INPUT
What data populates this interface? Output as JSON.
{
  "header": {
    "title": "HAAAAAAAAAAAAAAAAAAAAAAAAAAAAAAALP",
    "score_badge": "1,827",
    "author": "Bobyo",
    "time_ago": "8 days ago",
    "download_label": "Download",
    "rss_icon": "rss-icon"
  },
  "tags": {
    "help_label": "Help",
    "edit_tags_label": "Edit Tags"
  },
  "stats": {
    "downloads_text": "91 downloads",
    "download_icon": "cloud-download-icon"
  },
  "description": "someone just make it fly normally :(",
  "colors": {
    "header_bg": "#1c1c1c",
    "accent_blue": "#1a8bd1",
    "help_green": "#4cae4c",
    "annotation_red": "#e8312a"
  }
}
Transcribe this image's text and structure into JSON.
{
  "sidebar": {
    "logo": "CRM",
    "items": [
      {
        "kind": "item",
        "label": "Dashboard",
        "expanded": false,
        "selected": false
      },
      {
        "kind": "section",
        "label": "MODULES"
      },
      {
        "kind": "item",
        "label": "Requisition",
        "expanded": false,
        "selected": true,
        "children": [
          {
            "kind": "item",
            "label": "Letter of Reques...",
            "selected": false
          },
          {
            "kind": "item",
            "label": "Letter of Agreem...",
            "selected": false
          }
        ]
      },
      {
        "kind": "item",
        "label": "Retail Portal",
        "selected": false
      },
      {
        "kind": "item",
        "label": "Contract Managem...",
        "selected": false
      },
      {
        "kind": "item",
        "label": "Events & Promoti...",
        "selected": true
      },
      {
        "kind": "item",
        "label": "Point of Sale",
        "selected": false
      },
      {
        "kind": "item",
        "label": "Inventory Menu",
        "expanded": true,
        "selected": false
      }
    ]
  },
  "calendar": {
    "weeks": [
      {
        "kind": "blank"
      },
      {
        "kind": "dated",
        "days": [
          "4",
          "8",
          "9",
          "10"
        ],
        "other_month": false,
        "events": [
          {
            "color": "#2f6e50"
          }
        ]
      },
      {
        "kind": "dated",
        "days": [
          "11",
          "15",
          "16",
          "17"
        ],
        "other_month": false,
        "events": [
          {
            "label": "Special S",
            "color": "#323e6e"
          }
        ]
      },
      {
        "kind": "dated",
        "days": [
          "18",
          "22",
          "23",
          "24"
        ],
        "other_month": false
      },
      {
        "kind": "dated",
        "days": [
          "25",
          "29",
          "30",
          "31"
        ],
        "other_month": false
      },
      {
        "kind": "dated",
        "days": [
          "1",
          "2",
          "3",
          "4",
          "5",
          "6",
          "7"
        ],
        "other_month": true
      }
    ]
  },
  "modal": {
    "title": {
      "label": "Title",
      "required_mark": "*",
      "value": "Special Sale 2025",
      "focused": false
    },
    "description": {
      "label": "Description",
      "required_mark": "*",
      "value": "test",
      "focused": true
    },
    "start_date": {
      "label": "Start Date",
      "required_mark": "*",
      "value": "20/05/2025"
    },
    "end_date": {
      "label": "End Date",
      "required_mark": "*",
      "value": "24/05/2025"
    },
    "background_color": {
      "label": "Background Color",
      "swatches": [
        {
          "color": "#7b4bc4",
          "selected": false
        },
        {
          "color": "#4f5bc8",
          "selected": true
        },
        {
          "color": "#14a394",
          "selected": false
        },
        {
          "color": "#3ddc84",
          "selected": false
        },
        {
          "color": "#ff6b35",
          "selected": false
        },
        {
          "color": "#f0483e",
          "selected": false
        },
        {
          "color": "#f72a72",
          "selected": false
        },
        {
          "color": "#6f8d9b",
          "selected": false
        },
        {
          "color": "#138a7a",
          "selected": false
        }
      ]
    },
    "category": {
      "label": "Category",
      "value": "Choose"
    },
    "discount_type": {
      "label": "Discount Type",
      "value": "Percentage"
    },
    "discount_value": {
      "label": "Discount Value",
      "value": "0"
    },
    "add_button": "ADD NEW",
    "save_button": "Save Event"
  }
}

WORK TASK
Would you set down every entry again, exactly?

REPLY
What data populates this interface? Output as JSON.
{
  "header": {
    "title": "HAAAAAAAAAAAAAAAAAAAAAAAAAAAAAAALP",
    "score_badge": "1,827",
    "author": "Bobyo",
    "time_ago": "8 days ago",
    "download_label": "Download",
    "rss_icon": "rss-icon"
  },
  "tags": {
    "help_label": "Help",
    "edit_tags_label": "Edit Tags"
  },
  "stats": {
    "downloads_text": "91 downloads",
    "download_icon": "cloud-download-icon"
  },
  "description": "someone just make it fly normally :(",
  "colors": {
    "header_bg": "#1c1c1c",
    "accent_blue": "#1a8bd1",
    "help_green": "#4cae4c",
    "annotation_red": "#e8312a"
  }
}
Transcribe this image's text and structure into JSON.
{
  "sidebar": {
    "logo": "CRM",
    "items": [
      {
        "kind": "item",
        "label": "Dashboard",
        "expanded": false,
        "selected": false
      },
      {
        "kind": "section",
        "label": "MODULES"
      },
      {
        "kind": "item",
        "label": "Requisition",
        "expanded": false,
        "selected": true,
        "children": [
          {
            "kind": "item",
            "label": "Letter of Reques...",
            "selected": false
          },
          {
            "kind": "item",
            "label": "Letter of Agreem...",
            "selected": false
          }
        ]
      },
      {
        "kind": "item",
        "label": "Retail Portal",
        "selected": false
      },
      {
        "kind": "item",
        "label": "Contract Managem...",
        "selected": false
      },
      {
        "kind": "item",
        "label": "Events & Promoti...",
        "selected": true
      },
      {
        "kind": "item",
        "label": "Point of Sale",
        "selected": false
      },
      {
        "kind": "item",
        "label": "Inventory Menu",
        "expanded": true,
        "selected": false
      }
    ]
  },
  "calendar": {
    "weeks": [
      {
        "kind": "blank"
      },
      {
        "kind": "dated",
        "days": [
          "4",
          "8",
          "9",
          "10"
        ],
        "other_month": false,
        "events": [
          {
            "color": "#2f6e50"
          }
        ]
      },
      {
        "kind": "dated",
        "days": [
          "11",
          "15",
          "16",
          "17"
        ],
        "other_month": false,
        "events": [
          {
            "label": "Special S",
            "color": "#323e6e"
          }
        ]
      },
      {
        "kind": "dated",
        "days": [
          "18",
          "22",
          "23",
          "24"
        ],
        "other_month": false
      },
      {
        "kind": "dated",
        "days": [
          "25",
          "29",
          "30",
          "31"
        ],
        "other_month": false
      },
      {
        "kind": "dated",
        "days": [
          "1",
          "2",
          "3",
          "4",
          "5",
          "6",
          "7"
        ],
        "other_month": true
      }
    ]
  },
  "modal": {
    "title": {
      "label": "Title",
      "required_mark": "*",
      "value": "Special Sale 2025",
      "focused": false
    },
    "description": {
      "label": "Description",
      "required_mark": "*",
      "value": "test",
      "focused": true
    },
    "start_date": {
      "label": "Start Date",
      "required_mark": "*",
      "value": "20/05/2025"
    },
    "end_date": {
      "label": "End Date",
      "required_mark": "*",
      "value": "24/05/2025"
    },
    "background_color": {
      "label": "Background Color",
      "swatches": [
        {
          "color": "#7b4bc4",
          "selected": false
        },
        {
          "color": "#4f5bc8",
          "selected": true
        },
        {
          "color": "#14a394",
          "selected": false
        },
        {
          "color": "#3ddc84",
          "selected": false
        },
        {
          "color": "#ff6b35",
          "selected": false
        },
        {
          "color": "#f0483e",
          "selected": false
        },
        {
          "color": "#f72a72",
          "selected": false
        },
        {
          "color": "#6f8d9b",
          "selected": false
        },
        {
          "color": "#138a7a",
          "selected": false
        }
      ]
    },
    "category": {
      "label": "Category",
      "value": "Choose"
    },
    "discount_type": {
      "label": "Discount Type",
      "value": "Percentage"
    },
    "discount_value": {
      "label": "Discount Value",
      "value": "0"
    },
    "add_button": "ADD NEW",
    "save_button": "Save Event"
  }
}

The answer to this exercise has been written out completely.